BERLIN, Germany -- Nearly a million raccoons are popping up all over Germany, but the powerful European nation appears passive in the face of invasion.
Forest biologist Ulf Hohmann told Der Spiegel the number of raccoons will soon reach a million. Meanwhile, statistics show the number killed in the country reached a record 67,000 this year -- a figure that has animal rights' activists wringing their hands. (Ten years earlier, noted the LA Times, the figure was only 9,000.)
Many of the critters are lured into traps set with chocolate. Aww!
"It's a present of the American people," Derk Ehlert, chief wildlife officer for the city of Berlin, wryly observed to the LA Times. Indeed, the North American native was first introduced to Germany in the 1920s and the species has flourished due to the region's mind climate -- particularly in the raccoon-heavy German states of Hesse, Brandenburg and Saxony-Anhalt, according to Der Spiegel.
The pushy little creatures often have rather comic interactions with the more reserved Germans, as the LA Times has it:
"This month, to the bewilderment of other passengers, two raccoons boarded a subway train, said Ehlert, who did not know the pair's final destination. Excited, anxious or nonplused Berliners constantly ring up his office to report sightings. 'We're getting 50 calls a day…. I know of at least 500 raccoon families in the city,' Ehlert said. 'They are the most intelligent mammals in Europe. They're very quick.'"
Der Spiegel said residents in one raccoon-infested area has organized a special October raccoon hunt, which they hope will turn quite deadly.
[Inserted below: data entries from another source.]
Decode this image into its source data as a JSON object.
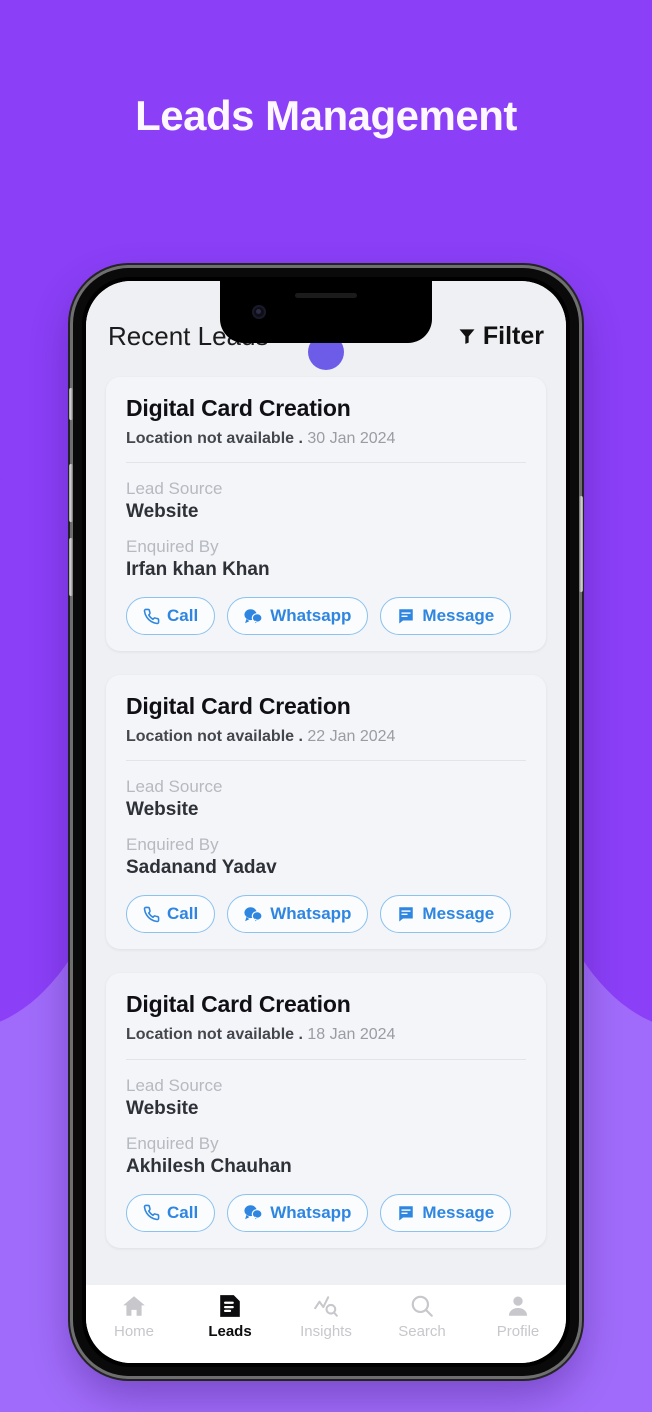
{
  "banner": {
    "title": "Leads Management",
    "background_color": "#8b3ff7",
    "title_color": "#fdf7ff"
  },
  "app": {
    "header": {
      "title": "Recent Leads",
      "filter_label": "Filter",
      "filter_icon": "funnel-icon"
    },
    "accent_color": "#2f86e0",
    "screen_background": "#eff0f3",
    "cards": [
      {
        "title": "Digital Card Creation",
        "location": "Location not available .",
        "date": "30 Jan 2024",
        "lead_source_label": "Lead Source",
        "lead_source_value": "Website",
        "enquired_by_label": "Enquired By",
        "enquired_by_value": "Irfan khan Khan",
        "actions": [
          {
            "label": "Call",
            "icon": "phone-icon"
          },
          {
            "label": "Whatsapp",
            "icon": "whatsapp-icon"
          },
          {
            "label": "Message",
            "icon": "message-icon"
          }
        ]
      },
      {
        "title": "Digital Card Creation",
        "location": "Location not available .",
        "date": "22 Jan 2024",
        "lead_source_label": "Lead Source",
        "lead_source_value": "Website",
        "enquired_by_label": "Enquired By",
        "enquired_by_value": "Sadanand Yadav",
        "actions": [
          {
            "label": "Call",
            "icon": "phone-icon"
          },
          {
            "label": "Whatsapp",
            "icon": "whatsapp-icon"
          },
          {
            "label": "Message",
            "icon": "message-icon"
          }
        ]
      },
      {
        "title": "Digital Card Creation",
        "location": "Location not available .",
        "date": "18 Jan 2024",
        "lead_source_label": "Lead Source",
        "lead_source_value": "Website",
        "enquired_by_label": "Enquired By",
        "enquired_by_value": "Akhilesh Chauhan",
        "actions": [
          {
            "label": "Call",
            "icon": "phone-icon"
          },
          {
            "label": "Whatsapp",
            "icon": "whatsapp-icon"
          },
          {
            "label": "Message",
            "icon": "message-icon"
          }
        ]
      }
    ],
    "bottom_nav": {
      "active": "Leads",
      "items": [
        {
          "label": "Home",
          "icon": "home-icon",
          "active": false
        },
        {
          "label": "Leads",
          "icon": "document-icon",
          "active": true
        },
        {
          "label": "Insights",
          "icon": "chart-search-icon",
          "active": false
        },
        {
          "label": "Search",
          "icon": "search-icon",
          "active": false
        },
        {
          "label": "Profile",
          "icon": "person-icon",
          "active": false
        }
      ]
    }
  }
}
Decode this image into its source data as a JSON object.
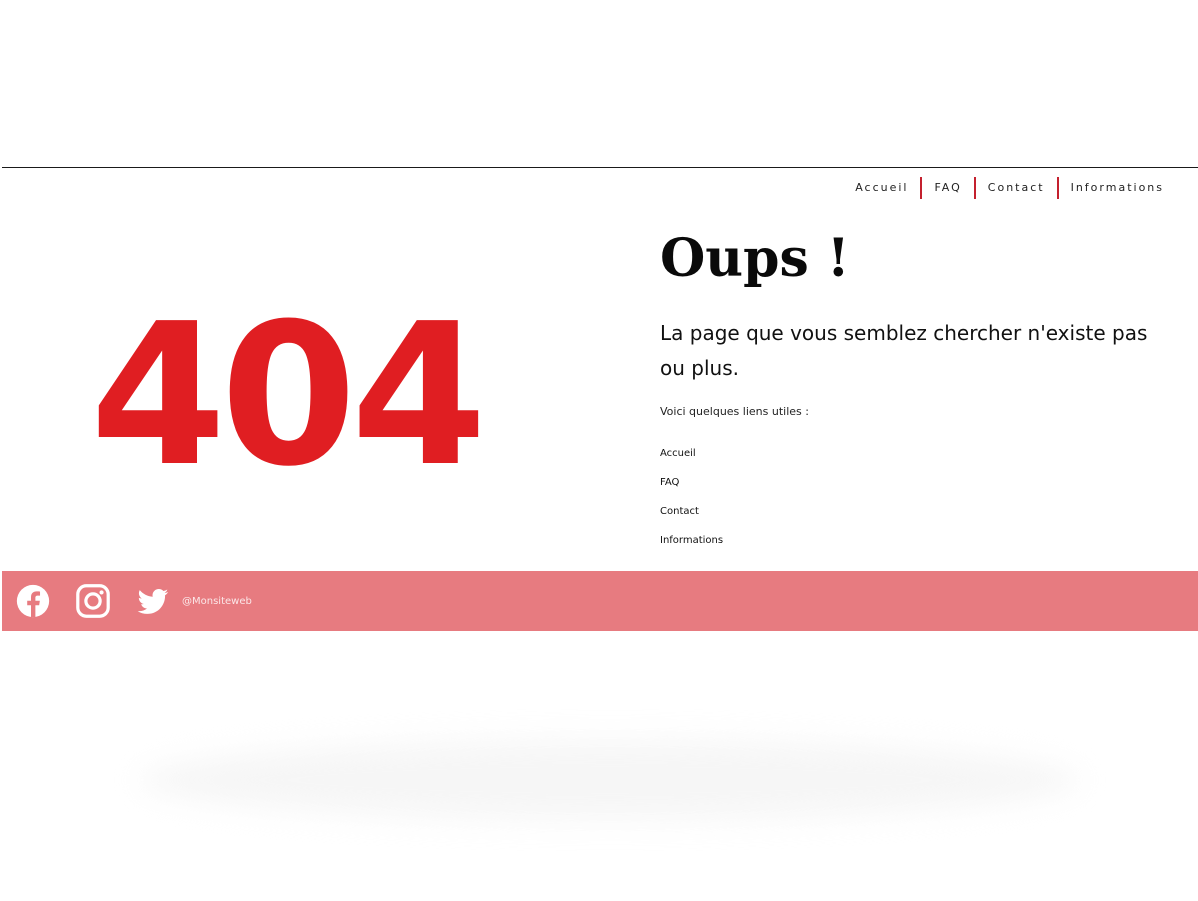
{
  "nav": {
    "items": [
      {
        "label": "Accueil"
      },
      {
        "label": "FAQ"
      },
      {
        "label": "Contact"
      },
      {
        "label": "Informations"
      }
    ],
    "separator_color": "#c4202e"
  },
  "error": {
    "code": "404",
    "code_color": "#e01e22",
    "title": "Oups !",
    "message": "La page que vous semblez chercher n'existe pas ou plus.",
    "links_intro": "Voici quelques liens utiles :",
    "links": [
      {
        "label": "Accueil"
      },
      {
        "label": "FAQ"
      },
      {
        "label": "Contact"
      },
      {
        "label": "Informations"
      }
    ]
  },
  "footer": {
    "background": "#e77b80",
    "social": [
      {
        "icon": "facebook-icon"
      },
      {
        "icon": "instagram-icon"
      },
      {
        "icon": "twitter-icon"
      }
    ],
    "handle": "@Monsiteweb"
  }
}
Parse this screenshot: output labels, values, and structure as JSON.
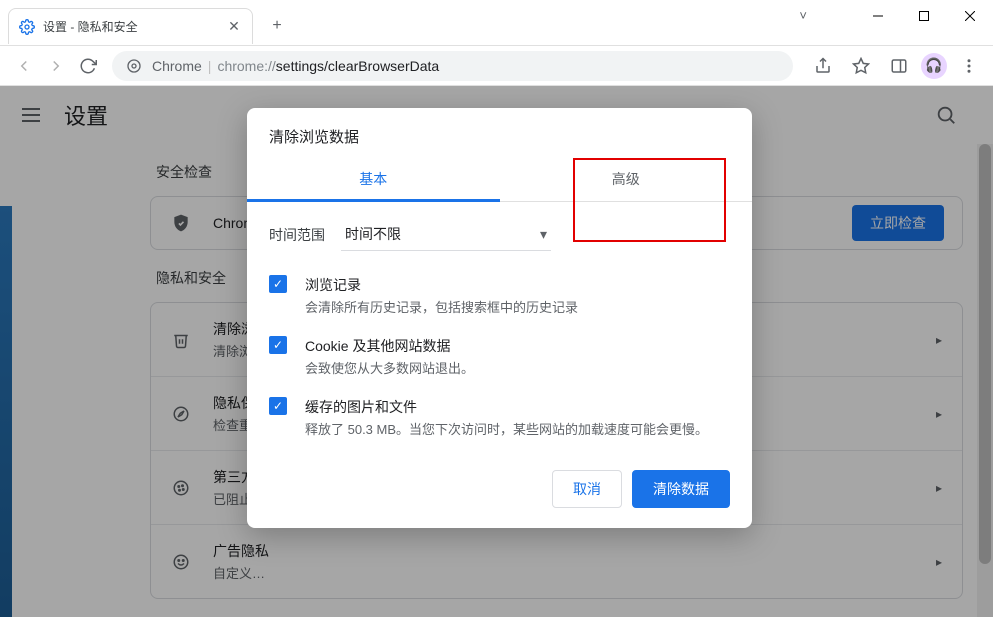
{
  "window": {
    "tab_title": "设置 - 隐私和安全",
    "caret": "˅"
  },
  "omnibox": {
    "chrome_label": "Chrome",
    "url_prefix": "chrome://",
    "url_rest": "settings/clearBrowserData"
  },
  "settings": {
    "title": "设置"
  },
  "sections": {
    "safety_label": "安全检查",
    "safety_row_text": "Chrome",
    "safety_button": "立即检查",
    "privacy_label": "隐私和安全",
    "rows": [
      {
        "title": "清除浏览数据",
        "sub": "清除浏览…"
      },
      {
        "title": "隐私保护",
        "sub": "检查重…"
      },
      {
        "title": "第三方…",
        "sub": "已阻止…"
      },
      {
        "title": "广告隐私",
        "sub": "自定义…"
      }
    ]
  },
  "dialog": {
    "title": "清除浏览数据",
    "tabs": {
      "basic": "基本",
      "advanced": "高级"
    },
    "time_label": "时间范围",
    "time_value": "时间不限",
    "items": [
      {
        "title": "浏览记录",
        "sub": "会清除所有历史记录，包括搜索框中的历史记录"
      },
      {
        "title": "Cookie 及其他网站数据",
        "sub": "会致使您从大多数网站退出。"
      },
      {
        "title": "缓存的图片和文件",
        "sub": "释放了 50.3 MB。当您下次访问时，某些网站的加载速度可能会更慢。"
      }
    ],
    "cancel": "取消",
    "confirm": "清除数据"
  },
  "colors": {
    "accent": "#1a73e8",
    "annotation": "#e20000"
  }
}
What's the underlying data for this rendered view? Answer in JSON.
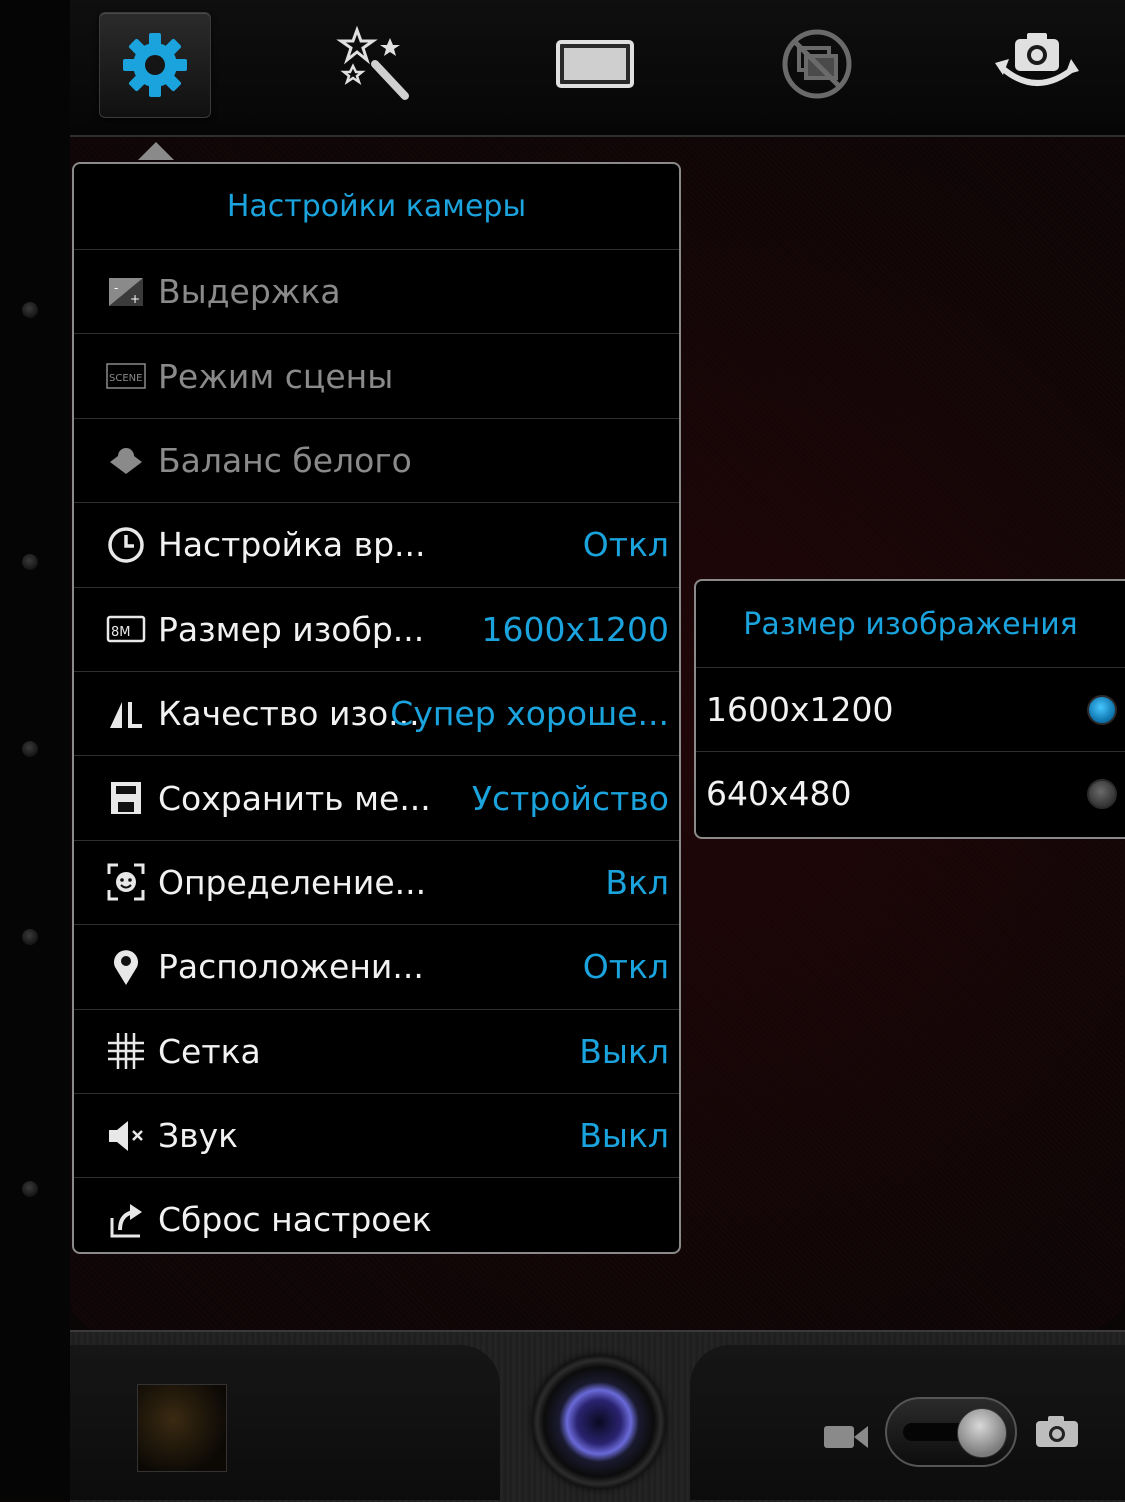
{
  "top_bar": {
    "buttons": [
      {
        "icon": "gear-icon",
        "active": true
      },
      {
        "icon": "magic-wand-icon",
        "active": false
      },
      {
        "icon": "widescreen-icon",
        "active": false
      },
      {
        "icon": "burst-mode-off-icon",
        "active": false
      },
      {
        "icon": "switch-camera-icon",
        "active": false
      }
    ]
  },
  "settings": {
    "title": "Настройки камеры",
    "items": [
      {
        "label": "Выдержка",
        "value": "",
        "icon": "exposure-icon",
        "disabled": true
      },
      {
        "label": "Режим сцены",
        "value": "",
        "icon": "scene-icon",
        "disabled": true
      },
      {
        "label": "Баланс белого",
        "value": "",
        "icon": "white-balance-icon",
        "disabled": true
      },
      {
        "label": "Настройка вр...",
        "value": "Откл",
        "icon": "timer-icon",
        "disabled": false
      },
      {
        "label": "Размер изобр...",
        "value": "1600x1200",
        "icon": "picture-size-icon",
        "disabled": false
      },
      {
        "label": "Качество изо...",
        "value": "Супер хороше...",
        "icon": "picture-quality-icon",
        "disabled": false
      },
      {
        "label": "Сохранить ме...",
        "value": "Устройство",
        "icon": "storage-icon",
        "disabled": false
      },
      {
        "label": "Определение...",
        "value": "Вкл",
        "icon": "face-detection-icon",
        "disabled": false
      },
      {
        "label": "Расположени...",
        "value": "Откл",
        "icon": "location-icon",
        "disabled": false
      },
      {
        "label": "Сетка",
        "value": "Выкл",
        "icon": "grid-icon",
        "disabled": false
      },
      {
        "label": "Звук",
        "value": "Выкл",
        "icon": "sound-off-icon",
        "disabled": false
      },
      {
        "label": "Сброс настроек",
        "value": "",
        "icon": "reset-icon",
        "disabled": false
      }
    ]
  },
  "image_size_menu": {
    "title": "Размер изображения",
    "options": [
      {
        "label": "1600x1200",
        "selected": true
      },
      {
        "label": "640x480",
        "selected": false
      }
    ]
  },
  "colors": {
    "accent": "#1aa3dc",
    "text": "#f2f2f2",
    "disabled_text": "#8a8a8a"
  }
}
The paper also denied rumors that Nazi Hermann Göring had been the one responsible for introducing the predatory creatures to the wild.
However, Britain's tabloid press, never one to let the facts get in the way of a good story, proceeded to announce: "Nazi raccoons on [the] warpath," said the LA Times, citing The Sun's headline, adding that "an illustration of a masked raccoon, foreleg raised with a swastika-stamped red armband, punctuated the point."